“GKN supplied the Ariane 5 nozzles, and now we have supplied the Ariane 6 nozzle to ESA and Airbus Safran Launchers,” Sharman explained. “We used laser deposition on the nozzle product, which is a highly complex nickel super alloy product.”
The Vulcain 2.1 rocket nozzle, which reduced the part count from about 1,000 to just 100. (Image courtesy of GKN.)
GKN’s laser wire process saw the deposition of more than 50 kg of material used to reinforce the structure of the nozzle, as well as join parts. By using AM to produce key structural features of the nozzle, the company could reduce the part count on the nozzle from about 1,000 to just 100 parts, ultimately resulting in a 90 percent drop in part count, 40 percent reduction in costs and 30 percent reduction in production time.
The challenge for producing the nozzle was adapting the technology to a new material, according to Sharman. “Obviously, on a large rocket, that is a big engineering challenge,” Sharman said. “The process used was our laser wire process that we’ve got in house.
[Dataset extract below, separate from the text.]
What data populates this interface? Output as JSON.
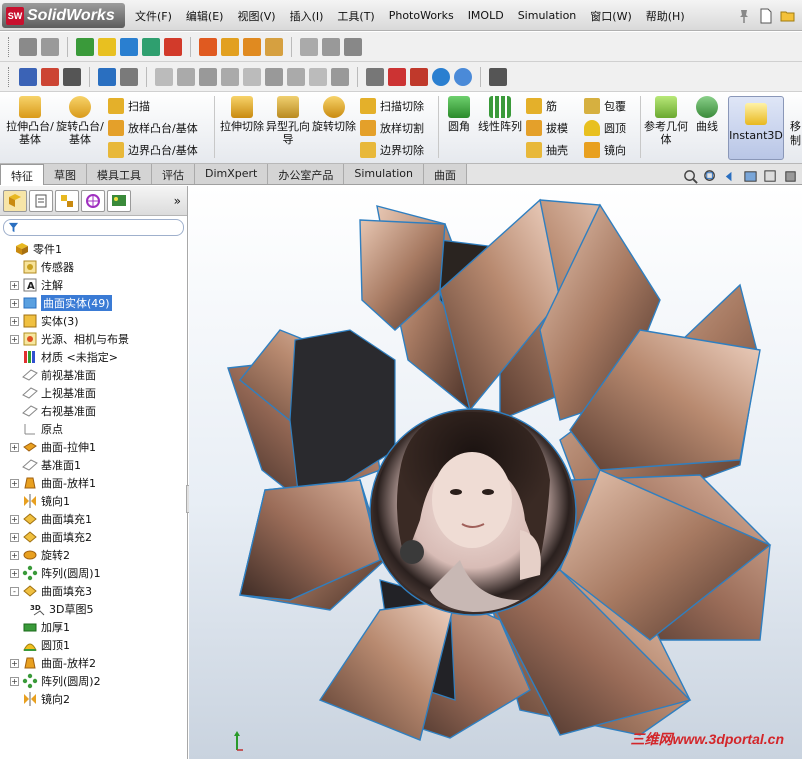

The challenge was developing it for a different material, a nickel alloy in this instance. AM is a multiparametric process, which is kind of its curse. There is a large matrix of different variables. Whichever process you have focuses on understanding each of those variables and how they affect the thermal flow and energy input. It’s about tailoring that for the material to get the material properties you require for each geometry.”
The nozzle has already been successfully tested and will now be mounted to the Vulcain 2.1 engine for further testing. As Airbus Safran Launchers preps for the launch of the Ariane 6 rocket in 2020, GKN aims to manufacture the nozzle using a “highly automated” manufacturing center in Trollhättan, Sweden, which is set to open in 2018.
In 2012, Airbus published a video detailing its plans to 3D print an entire aircraft by the year 2050. As fantastical as that vision was, we’ve seen tremendous progress toward that goal in just five years—not just from Airbus, but from its suppliers, like GKN.
From establishing five AM centers in 2013 to the Paris Air Show in 2017, GKN has already produced numerous parts that will see 3D printing move from the Earth to the skies and beyond. To learn more, visit the GKN additive manufacturing website.